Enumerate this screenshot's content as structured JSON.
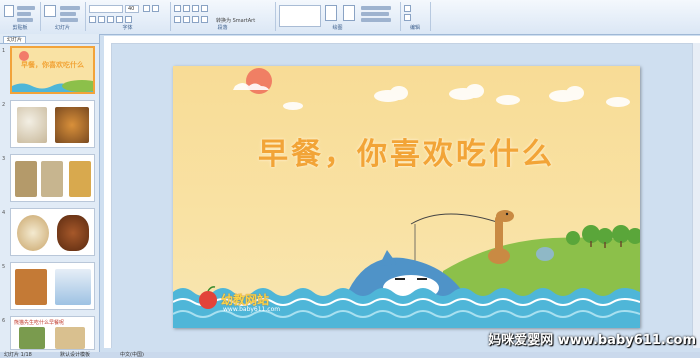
{
  "ribbon": {
    "groups": [
      "剪贴板",
      "幻灯片",
      "字体",
      "段落",
      "绘图",
      "编辑"
    ],
    "font_size_value": "40",
    "convert_label": "转换为 SmartArt"
  },
  "slide_panel": {
    "tab_label": "幻灯片",
    "thumbnails": [
      {
        "num": "1",
        "caption": "早餐，你喜欢吃什么"
      },
      {
        "num": "2",
        "caption": ""
      },
      {
        "num": "3",
        "caption": ""
      },
      {
        "num": "4",
        "caption": ""
      },
      {
        "num": "5",
        "caption": ""
      },
      {
        "num": "6",
        "caption": "熊猫先生吃什么早餐呢"
      }
    ]
  },
  "slide": {
    "title": "早餐，你喜欢吃什么",
    "logo_text": "幼教网站",
    "logo_url": "www.baby611.com"
  },
  "status_bar": {
    "slide_info": "幻灯片 1/18",
    "theme": "默认设计模板",
    "language": "中文(中国)"
  },
  "watermark": "妈咪爱婴网 www.baby611.com",
  "colors": {
    "title": "#f2a437",
    "slide_bg": "#f9e2a4",
    "water": "#4fb6d8",
    "grass": "#8cc04a"
  }
}
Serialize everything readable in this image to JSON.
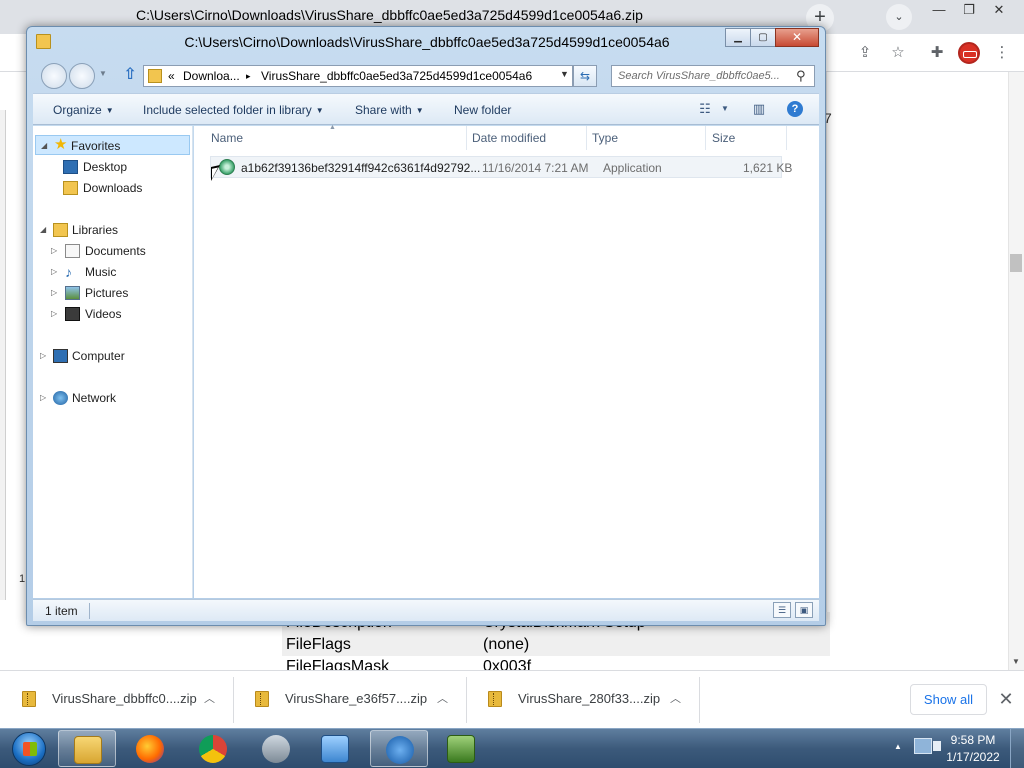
{
  "browser": {
    "window_title": "C:\\Users\\Cirno\\Downloads\\VirusShare_dbbffc0ae5ed3a725d4599d1ce0054a6.zip",
    "new_tab_glyph": "+",
    "page_rows": [
      {
        "key": "FileDescription",
        "value": "CrystalDiskMark Setup"
      },
      {
        "key": "FileFlags",
        "value": "(none)"
      },
      {
        "key": "FileFlagsMask",
        "value": "0x003f"
      }
    ],
    "behind_char_left": "1",
    "behind_char_right": "7"
  },
  "downloads": {
    "items": [
      {
        "name": "VirusShare_dbbffc0....zip"
      },
      {
        "name": "VirusShare_e36f57....zip"
      },
      {
        "name": "VirusShare_280f33....zip"
      }
    ],
    "show_all_label": "Show all"
  },
  "explorer": {
    "title": "C:\\Users\\Cirno\\Downloads\\VirusShare_dbbffc0ae5ed3a725d4599d1ce0054a6",
    "address": {
      "overflow": "«",
      "crumb_1": "Downloa...",
      "separator": "▸",
      "crumb_2": "VirusShare_dbbffc0ae5ed3a725d4599d1ce0054a6"
    },
    "search_placeholder": "Search VirusShare_dbbffc0ae5...",
    "commands": {
      "organize": "Organize",
      "include": "Include selected folder in library",
      "share": "Share with",
      "new_folder": "New folder"
    },
    "nav": {
      "favorites": "Favorites",
      "desktop": "Desktop",
      "downloads": "Downloads",
      "libraries": "Libraries",
      "documents": "Documents",
      "music": "Music",
      "pictures": "Pictures",
      "videos": "Videos",
      "computer": "Computer",
      "network": "Network"
    },
    "columns": {
      "name": "Name",
      "date": "Date modified",
      "type": "Type",
      "size": "Size"
    },
    "files": [
      {
        "name": "a1b62f39136bef32914ff942c6361f4d92792...",
        "date": "11/16/2014 7:21 AM",
        "type": "Application",
        "size": "1,621 KB"
      }
    ],
    "status": "1 item"
  },
  "taskbar": {
    "time": "9:58 PM",
    "date": "1/17/2022"
  },
  "colors": {
    "taskbar": "#3c5a7b",
    "chrome_tabstrip": "#dee1e6",
    "explorer_frame": "#b4cde7",
    "link_blue": "#1a73e8"
  }
}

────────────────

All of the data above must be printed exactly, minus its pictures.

Enumerate this screenshot's content as structured JSON.
{
  "ribbon": {
    "groups": [
      "剪贴板",
      "幻灯片",
      "字体",
      "段落",
      "绘图",
      "编辑"
    ],
    "font_size_value": "40",
    "convert_label": "转换为 SmartArt"
  },
  "slide_panel": {
    "tab_label": "幻灯片",
    "thumbnails": [
      {
        "num": "1",
        "caption": "早餐，你喜欢吃什么"
      },
      {
        "num": "2",
        "caption": ""
      },
      {
        "num": "3",
        "caption": ""
      },
      {
        "num": "4",
        "caption": ""
      },
      {
        "num": "5",
        "caption": ""
      },
      {
        "num": "6",
        "caption": "熊猫先生吃什么早餐呢"
      }
    ]
  },
  "slide": {
    "title": "早餐，你喜欢吃什么",
    "logo_text": "幼教网站",
    "logo_url": "www.baby611.com"
  },
  "status_bar": {
    "slide_info": "幻灯片 1/18",
    "theme": "默认设计模板",
    "language": "中文(中国)"
  },
  "watermark": "妈咪爱婴网 www.baby611.com",
  "colors": {
    "title": "#f2a437",
    "slide_bg": "#f9e2a4",
    "water": "#4fb6d8",
    "grass": "#8cc04a"
  }
}
Serialize everything readable in this image to JSON.
{
  "browser": {
    "window_title": "C:\\Users\\Cirno\\Downloads\\VirusShare_dbbffc0ae5ed3a725d4599d1ce0054a6.zip",
    "new_tab_glyph": "+",
    "page_rows": [
      {
        "key": "FileDescription",
        "value": "CrystalDiskMark Setup"
      },
      {
        "key": "FileFlags",
        "value": "(none)"
      },
      {
        "key": "FileFlagsMask",
        "value": "0x003f"
      }
    ],
    "behind_char_left": "1",
    "behind_char_right": "7"
  },
  "downloads": {
    "items": [
      {
        "name": "VirusShare_dbbffc0....zip"
      },
      {
        "name": "VirusShare_e36f57....zip"
      },
      {
        "name": "VirusShare_280f33....zip"
      }
    ],
    "show_all_label": "Show all"
  },
  "explorer": {
    "title": "C:\\Users\\Cirno\\Downloads\\VirusShare_dbbffc0ae5ed3a725d4599d1ce0054a6",
    "address": {
      "overflow": "«",
      "crumb_1": "Downloa...",
      "separator": "▸",
      "crumb_2": "VirusShare_dbbffc0ae5ed3a725d4599d1ce0054a6"
    },
    "search_placeholder": "Search VirusShare_dbbffc0ae5...",
    "commands": {
      "organize": "Organize",
      "include": "Include selected folder in library",
      "share": "Share with",
      "new_folder": "New folder"
    },
    "nav": {
      "favorites": "Favorites",
      "desktop": "Desktop",
      "downloads": "Downloads",
      "libraries": "Libraries",
      "documents": "Documents",
      "music": "Music",
      "pictures": "Pictures",
      "videos": "Videos",
      "computer": "Computer",
      "network": "Network"
    },
    "columns": {
      "name": "Name",
      "date": "Date modified",
      "type": "Type",
      "size": "Size"
    },
    "files": [
      {
        "name": "a1b62f39136bef32914ff942c6361f4d92792...",
        "date": "11/16/2014 7:21 AM",
        "type": "Application",
        "size": "1,621 KB"
      }
    ],
    "status": "1 item"
  },
  "taskbar": {
    "time": "9:58 PM",
    "date": "1/17/2022"
  },
  "colors": {
    "taskbar": "#3c5a7b",
    "chrome_tabstrip": "#dee1e6",
    "explorer_frame": "#b4cde7",
    "link_blue": "#1a73e8"
  }
}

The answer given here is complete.